* _DESCRIPTION OF THE TASK_
Copy out the listing below exactly, please, and skip any pictures.

*** Block opens ***

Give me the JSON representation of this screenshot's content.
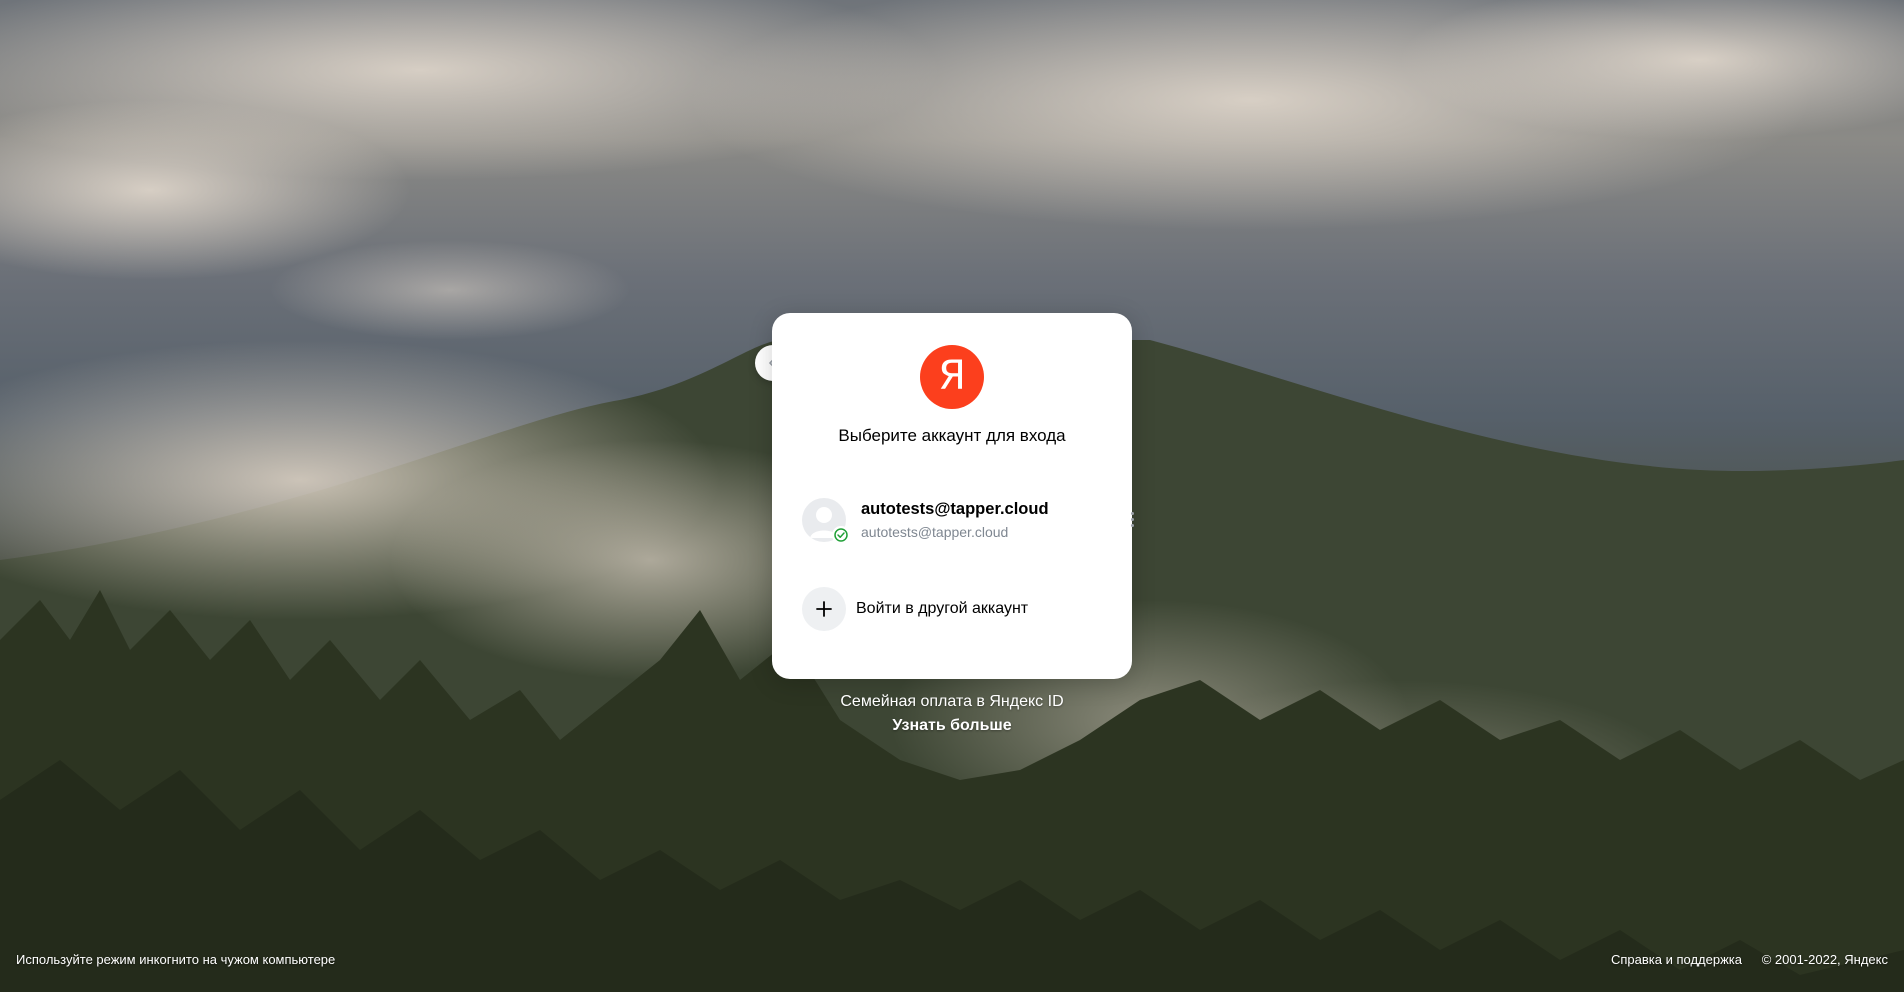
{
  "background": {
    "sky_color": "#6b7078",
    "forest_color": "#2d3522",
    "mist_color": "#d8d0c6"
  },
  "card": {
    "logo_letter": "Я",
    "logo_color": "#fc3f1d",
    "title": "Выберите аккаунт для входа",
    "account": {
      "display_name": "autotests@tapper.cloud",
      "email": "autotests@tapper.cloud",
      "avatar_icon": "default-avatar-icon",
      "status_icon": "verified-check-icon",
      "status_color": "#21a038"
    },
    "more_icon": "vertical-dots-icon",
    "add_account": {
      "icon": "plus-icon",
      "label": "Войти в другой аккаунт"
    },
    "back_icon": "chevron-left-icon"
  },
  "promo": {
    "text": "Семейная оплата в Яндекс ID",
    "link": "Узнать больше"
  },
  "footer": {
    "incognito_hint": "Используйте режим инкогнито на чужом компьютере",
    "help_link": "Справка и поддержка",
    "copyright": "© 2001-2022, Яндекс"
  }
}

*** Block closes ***

* _COMPLETED TASK_
Give me the JSON representation of this screenshot's content.
{
  "background": {
    "sky_color": "#6b7078",
    "forest_color": "#2d3522",
    "mist_color": "#d8d0c6"
  },
  "card": {
    "logo_letter": "Я",
    "logo_color": "#fc3f1d",
    "title": "Выберите аккаунт для входа",
    "account": {
      "display_name": "autotests@tapper.cloud",
      "email": "autotests@tapper.cloud",
      "avatar_icon": "default-avatar-icon",
      "status_icon": "verified-check-icon",
      "status_color": "#21a038"
    },
    "more_icon": "vertical-dots-icon",
    "add_account": {
      "icon": "plus-icon",
      "label": "Войти в другой аккаунт"
    },
    "back_icon": "chevron-left-icon"
  },
  "promo": {
    "text": "Семейная оплата в Яндекс ID",
    "link": "Узнать больше"
  },
  "footer": {
    "incognito_hint": "Используйте режим инкогнито на чужом компьютере",
    "help_link": "Справка и поддержка",
    "copyright": "© 2001-2022, Яндекс"
  }
}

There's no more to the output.